## EXERCISE
Of all the lines in the records below, copy only those that contain the string "analyzer".

[Saved entries]
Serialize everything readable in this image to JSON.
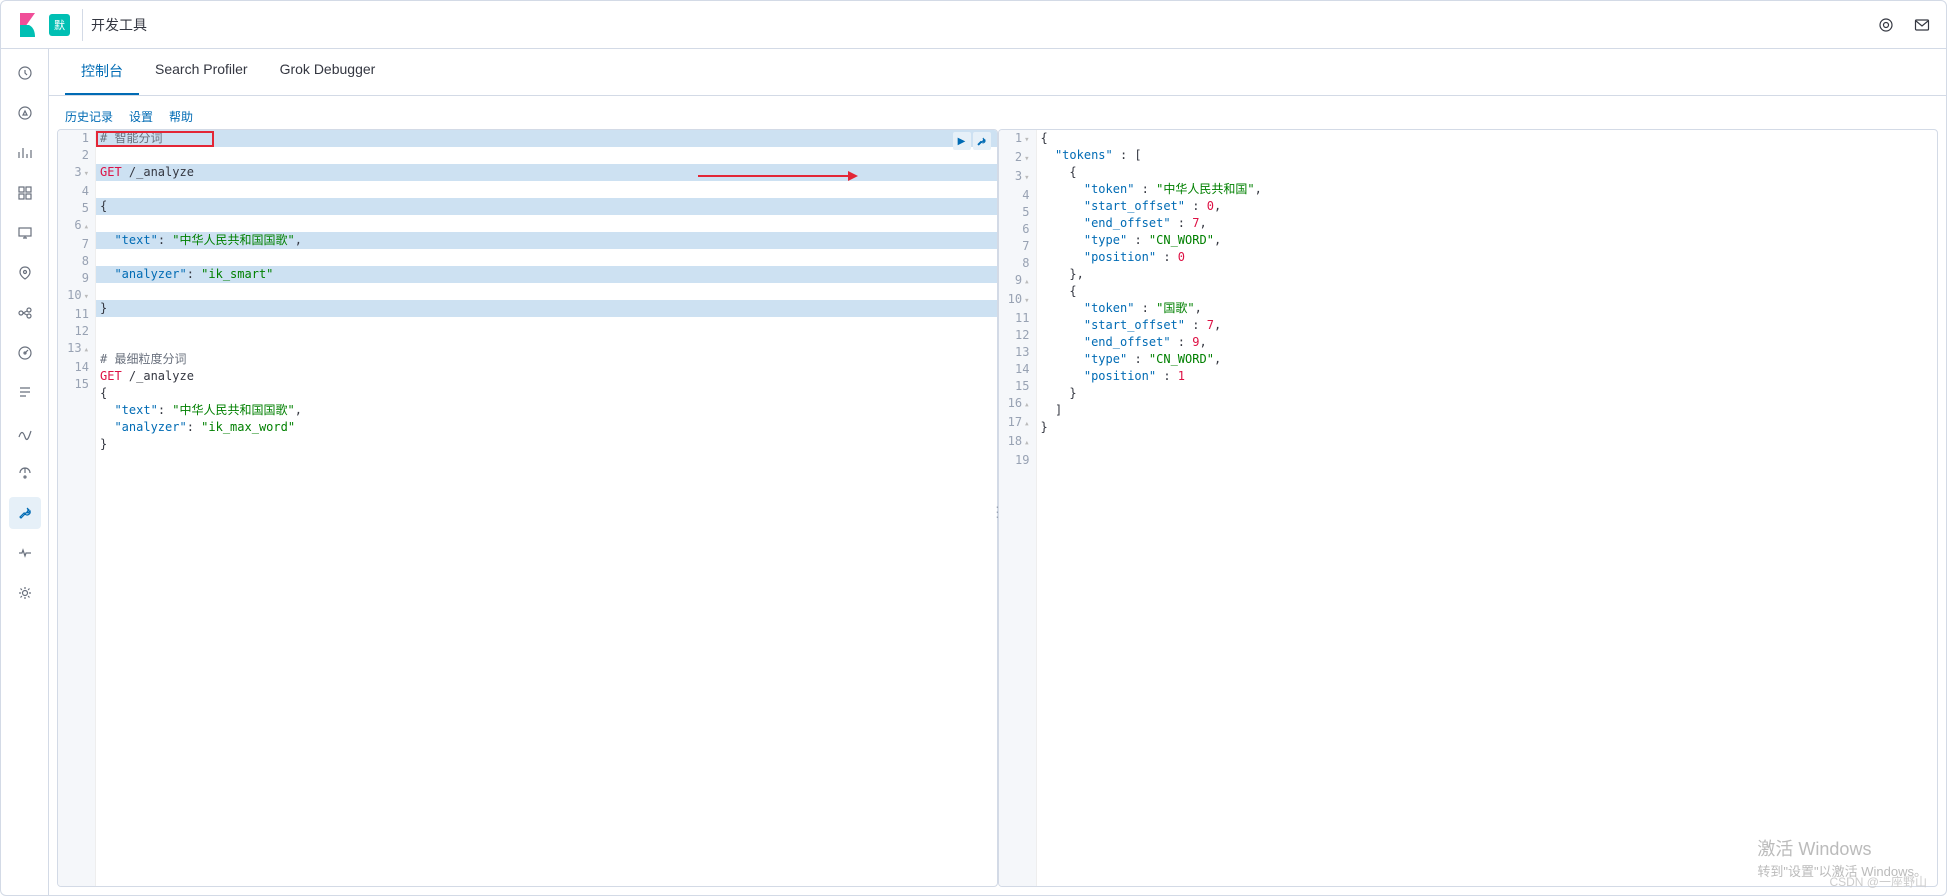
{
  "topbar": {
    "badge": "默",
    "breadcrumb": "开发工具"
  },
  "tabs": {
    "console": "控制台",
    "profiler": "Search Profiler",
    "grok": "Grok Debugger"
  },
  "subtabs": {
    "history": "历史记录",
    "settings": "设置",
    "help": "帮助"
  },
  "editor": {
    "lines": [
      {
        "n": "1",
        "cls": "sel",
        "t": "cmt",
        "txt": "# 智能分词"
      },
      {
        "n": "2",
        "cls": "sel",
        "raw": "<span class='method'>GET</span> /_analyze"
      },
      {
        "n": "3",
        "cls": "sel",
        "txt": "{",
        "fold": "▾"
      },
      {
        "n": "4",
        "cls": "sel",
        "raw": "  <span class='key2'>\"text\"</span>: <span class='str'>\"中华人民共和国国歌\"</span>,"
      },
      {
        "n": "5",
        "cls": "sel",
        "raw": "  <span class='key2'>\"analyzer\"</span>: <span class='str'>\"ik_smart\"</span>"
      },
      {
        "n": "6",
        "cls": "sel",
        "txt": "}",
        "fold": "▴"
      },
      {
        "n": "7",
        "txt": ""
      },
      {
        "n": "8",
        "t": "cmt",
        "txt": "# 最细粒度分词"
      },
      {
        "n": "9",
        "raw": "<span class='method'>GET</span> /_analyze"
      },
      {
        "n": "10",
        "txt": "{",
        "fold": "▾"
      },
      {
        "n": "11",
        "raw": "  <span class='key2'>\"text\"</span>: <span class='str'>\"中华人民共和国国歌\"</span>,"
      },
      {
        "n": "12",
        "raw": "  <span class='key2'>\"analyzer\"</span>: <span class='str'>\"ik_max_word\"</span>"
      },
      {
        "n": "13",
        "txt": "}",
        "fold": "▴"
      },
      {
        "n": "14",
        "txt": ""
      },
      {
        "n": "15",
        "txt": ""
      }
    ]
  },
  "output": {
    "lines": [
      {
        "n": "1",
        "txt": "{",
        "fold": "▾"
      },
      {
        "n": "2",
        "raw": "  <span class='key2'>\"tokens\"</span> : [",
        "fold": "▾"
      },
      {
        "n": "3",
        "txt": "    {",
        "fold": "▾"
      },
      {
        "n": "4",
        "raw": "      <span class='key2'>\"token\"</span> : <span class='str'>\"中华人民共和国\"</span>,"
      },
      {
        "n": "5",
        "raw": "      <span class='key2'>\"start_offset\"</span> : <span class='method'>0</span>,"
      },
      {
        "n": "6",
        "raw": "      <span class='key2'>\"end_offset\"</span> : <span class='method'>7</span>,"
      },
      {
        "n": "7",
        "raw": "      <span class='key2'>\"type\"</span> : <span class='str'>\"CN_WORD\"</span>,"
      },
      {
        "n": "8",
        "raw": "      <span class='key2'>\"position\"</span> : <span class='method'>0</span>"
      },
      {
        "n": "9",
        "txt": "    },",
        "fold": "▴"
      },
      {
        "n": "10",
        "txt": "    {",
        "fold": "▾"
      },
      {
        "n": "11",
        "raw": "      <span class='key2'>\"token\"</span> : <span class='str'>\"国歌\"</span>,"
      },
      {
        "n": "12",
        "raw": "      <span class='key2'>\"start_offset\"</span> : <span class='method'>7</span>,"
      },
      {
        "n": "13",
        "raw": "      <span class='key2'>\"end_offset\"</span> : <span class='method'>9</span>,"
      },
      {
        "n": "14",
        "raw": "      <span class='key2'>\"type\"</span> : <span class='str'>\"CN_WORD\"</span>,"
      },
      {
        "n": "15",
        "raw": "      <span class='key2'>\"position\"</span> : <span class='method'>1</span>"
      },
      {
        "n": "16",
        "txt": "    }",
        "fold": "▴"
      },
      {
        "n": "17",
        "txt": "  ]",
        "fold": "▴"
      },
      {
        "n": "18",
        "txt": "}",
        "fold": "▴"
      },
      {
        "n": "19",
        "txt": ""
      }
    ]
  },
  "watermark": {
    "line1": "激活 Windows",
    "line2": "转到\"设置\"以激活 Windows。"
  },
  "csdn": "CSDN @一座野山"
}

## RESULT
        "raw": "  <span class='key2'>\"analyzer\"</span>: <span class='str'>\"ik_smart\"</span>"
        "raw": "  <span class='key2'>\"analyzer\"</span>: <span class='str'>\"ik_max_word\"</span>"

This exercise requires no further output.